Labour has been handed a double ‘glitter bomb boost’ in the polls after its annual conference was targeted by a confetti-wielding protester.
A 28-year-old man was arrested after he rushed the stage before Sir Keir gave his big pitch to be Britain’s next prime minister on Tuesday. yelling that ‘democracy is in crisis’ as he poured the sparkly material over the opposition leader unchallenged.
Sir Keir – who still appeared to have some glitter on his face the following day – joked about the experience, saying it would take more than one ‘idiot’ to derail his plan to take power at the next election.
And it appears voters liked his reaction to what could have been a serious security lapse. His net approval rating has risen nine points, to 1 per cent (35 per cent approve, 34 per cent disapprove). This includes an 18-point increase in approval from 2019 Conservative voters.
In contrast, Rishi Sunak‘s approval rating is -24.
Sir Keir Starmer’s party extended its lead over the Tories by two points to 16, while he himself saw his personal rating improve, according to Opinium.
His net approval rating has risen nine points, to 1 per cent (35 per cent approve, 34 per cent disapprove). This includes an 18-point increase in approval from 2019 Conservative voters.
In contrast, Rishi Sunak’s approval rating is -24.
Starmer has also seen a boost in how the public perceive his leadership attributes, with 37 per cent agreeing he is competent and can be trusted to make big decisions, an increase of seven points in a week.
James Crouch, head of policy and public affairs at Opinium said: ‘Conference season has ended with a return to solid double-digit leads for Labour.
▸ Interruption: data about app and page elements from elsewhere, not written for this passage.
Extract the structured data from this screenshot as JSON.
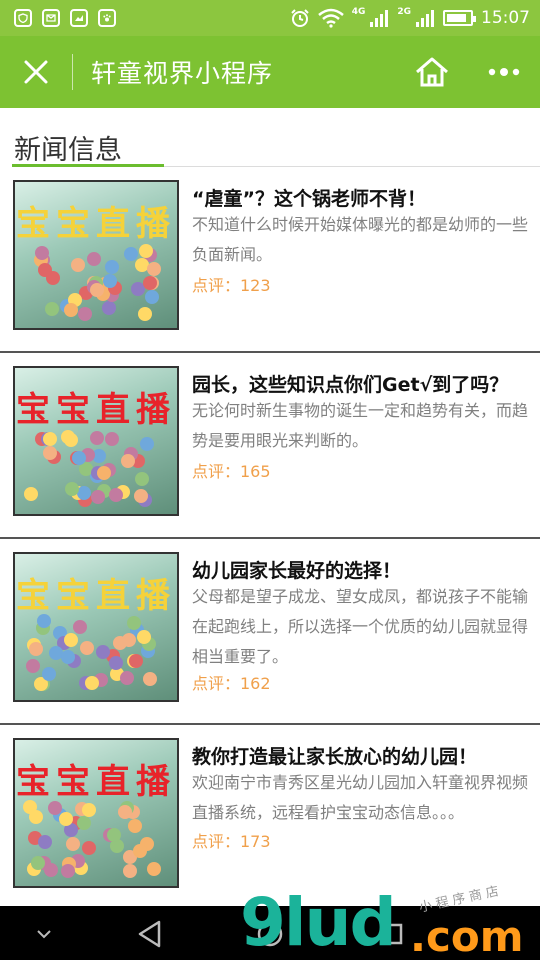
{
  "status_bar": {
    "icons": [
      "shield-icon",
      "mail-icon",
      "gallery-icon",
      "paw-icon",
      "alarm-icon",
      "wifi-icon",
      "signal-icon",
      "signal-icon",
      "battery-icon"
    ],
    "network_1": "4G",
    "network_2": "2G",
    "battery_level": 0.85,
    "time": "15:07"
  },
  "title_bar": {
    "close_icon": "close-icon",
    "title": "轩童视界小程序",
    "home_icon": "home-icon",
    "more_icon": "more-icon"
  },
  "section": {
    "title": "新闻信息"
  },
  "news": [
    {
      "thumb_tag": "宝宝直播",
      "title": "“虐童”？这个锅老师不背！",
      "desc": "不知道什么时候开始媒体曝光的都是幼师的一些负面新闻。",
      "comment": "点评：123"
    },
    {
      "thumb_tag": "宝宝直播",
      "title": "园长，这些知识点你们Get√到了吗？",
      "desc": "无论何时新生事物的诞生一定和趋势有关，而趋势是要用眼光来判断的。",
      "comment": "点评：165"
    },
    {
      "thumb_tag": "宝宝直播",
      "title": "幼儿园家长最好的选择！",
      "desc": "父母都是望子成龙、望女成凤，都说孩子不能输在起跑线上，所以选择一个优质的幼儿园就显得相当重要了。",
      "comment": "点评：162"
    },
    {
      "thumb_tag": "宝宝直播",
      "title": "教你打造最让家长放心的幼儿园！",
      "desc": "欢迎南宁市青秀区星光幼儿园加入轩童视界视频直播系统，远程看护宝宝动态信息。。。",
      "comment": "点评：173"
    }
  ],
  "nav_bar": {
    "icons": [
      "chevron-down-icon",
      "back-icon",
      "home-circle-icon",
      "recent-apps-icon"
    ]
  },
  "watermark": {
    "main": "9lud",
    "com": ".com",
    "sub": "小程序商店"
  },
  "colors": {
    "header_green": "#7dc232",
    "status_green": "#8cc63f",
    "accent_orange": "#f0a04b",
    "title_underline": "#6bbd2e"
  }
}
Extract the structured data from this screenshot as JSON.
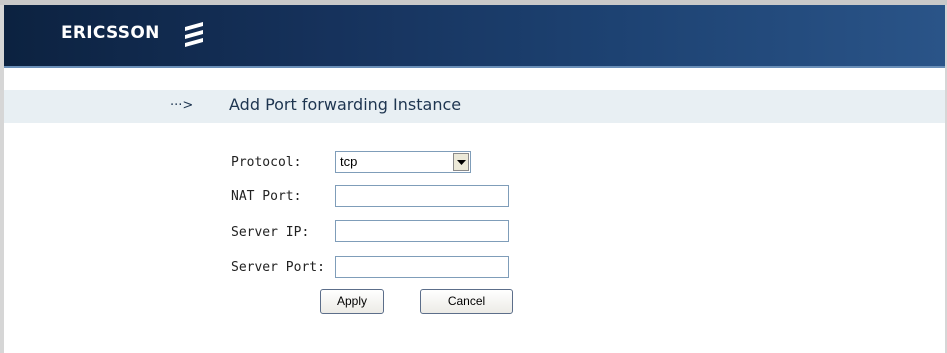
{
  "header": {
    "brand": "ERICSSON",
    "logo_icon": "ericsson-logo-icon",
    "background": "#16325c"
  },
  "page": {
    "arrow": "···>",
    "title": "Add Port forwarding Instance"
  },
  "form": {
    "protocol_label": "Protocol:",
    "protocol_value": "tcp",
    "nat_port_label": "NAT Port:",
    "nat_port_value": "",
    "server_ip_label": "Server IP:",
    "server_ip_value": "",
    "server_port_label": "Server Port:",
    "server_port_value": ""
  },
  "buttons": {
    "apply": "Apply",
    "cancel": "Cancel"
  }
}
But it has been an especially good week for the Labour leader himself.
‘It appears the ‘glitter bomb’ protest and his reaction to it has helped to boost his own ratings and enable his speech to cut through when the news focus has shifted to the Middle East.’
Sir Keir gave the chilling warning about the health service – reminiscent of Tony Blair‘s ’24 hours to save the NHS’ in 1997 – as he claimed the ‘tide is turning’ for the party.
The Opposition leader insisted he is the person to ‘heal’ the country – but warned it will require a ‘decade of national renewal’. He also confirmed that Labour wants to declassify ‘low quality’ parts of the green belt, dismissing it as the ‘grey belt’ and saying he would ‘bulldoze’ through planning restrictions.
Sir Keir made another effort to distance himself from the Corbyn era, insisting that reform did not mean a ‘cheque book state’ and playing down the prospect of tax hikes. On Israel, he challenged pro-Palestinian activists by boldly branding Hamas ‘terrorists’ for the bloody attacks on civilians.
The Tories complained that Sir Keir had not mentioned immigration, although there was a brief reference to ‘movement of people’ due to climate change.
It came after a separate poll showed a small narrowing of the Labour lead to 15 percentage points, and backs the Prime Minister’s view that ‘a man is a man and a woman is a woman’.
A total of 35 per cent of voters polled by Deltapoll for the Mail on Sunday agreed that a woman was ‘a human being characterised by female biology’, while just 14 per cent said that ‘trans women are women’. The use of woke terms such as ‘pregnant person’ is supported by just 11 per cent: 81 per cent want to talk about a ‘pregnant woman’.
Several Tory attack lines are also supported by the findings, including that Sir Keir is ‘Mr Flip-flop’ over his policy U-turns. While 37 per cent think he ‘sticks to the decisions he has made’, 42 per cent say that he ‘changes his mind’.
He is also decreed to be a ‘weak leader’ by 43 per cent and to have ‘no real vision for the future of the United Kingdom’.
Unfortunately for Mr Sunak, he is also found wanting on flip-flops, being a weak leader and having no vision.
The millionaire PM’s worst rating is on ‘understanding the problems of ordinary people’ – just one quarter think that he does, while 64 per cent say that he is ‘out of touch with ordinary people’.
Content source – www.soundhealthandlastingwealth.com